(STORED DATA begins)
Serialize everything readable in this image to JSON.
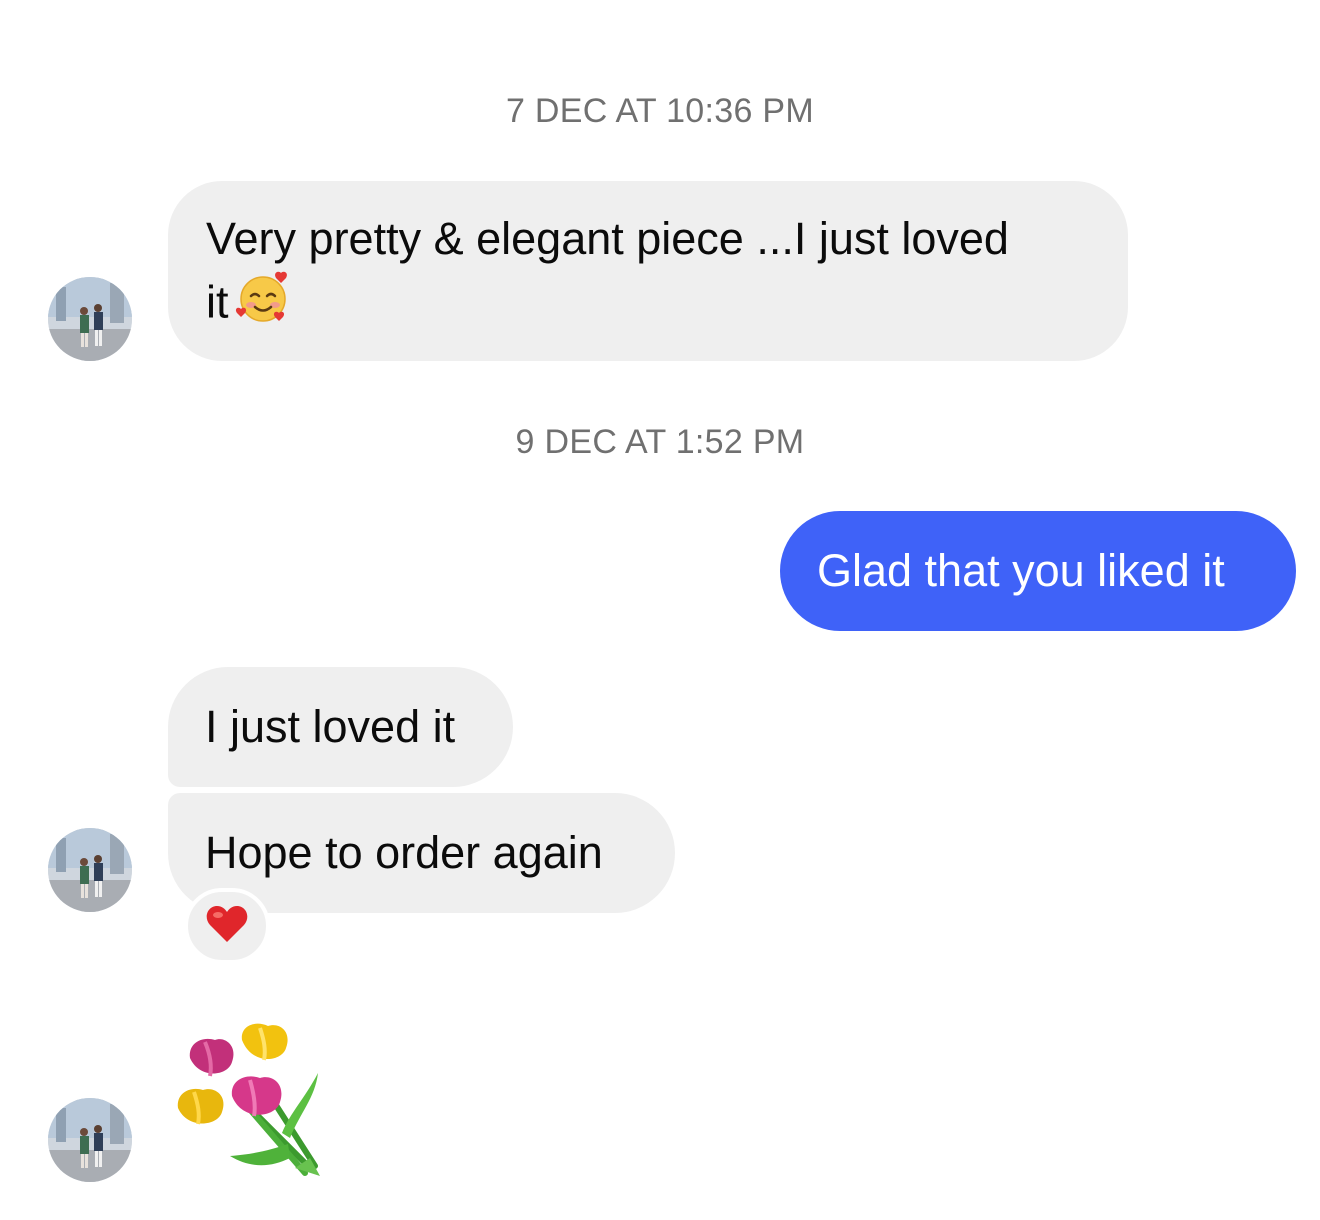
{
  "conversation": {
    "timestamps": [
      "7 DEC AT 10:36 PM",
      "9 DEC AT 1:52 PM"
    ],
    "messages": [
      {
        "id": "m1",
        "direction": "incoming",
        "text": "Very pretty & elegant piece ...I just loved",
        "text_line2": "it",
        "emoji": "smiling-face-with-hearts"
      },
      {
        "id": "m2",
        "direction": "outgoing",
        "text": "Glad that you liked it"
      },
      {
        "id": "m3",
        "direction": "incoming",
        "text": "I just loved it"
      },
      {
        "id": "m4",
        "direction": "incoming",
        "text": "Hope to order again",
        "reaction": "red-heart"
      },
      {
        "id": "m5",
        "direction": "incoming",
        "emoji": "bouquet-of-tulips"
      }
    ]
  },
  "colors": {
    "incoming_bubble": "#efefef",
    "outgoing_bubble": "#3f62f8",
    "timestamp_text": "#707070"
  }
}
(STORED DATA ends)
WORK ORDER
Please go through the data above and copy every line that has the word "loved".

ANSWER TO THIS TASK
        "text": "Very pretty & elegant piece ...I just loved",
        "text": "I just loved it"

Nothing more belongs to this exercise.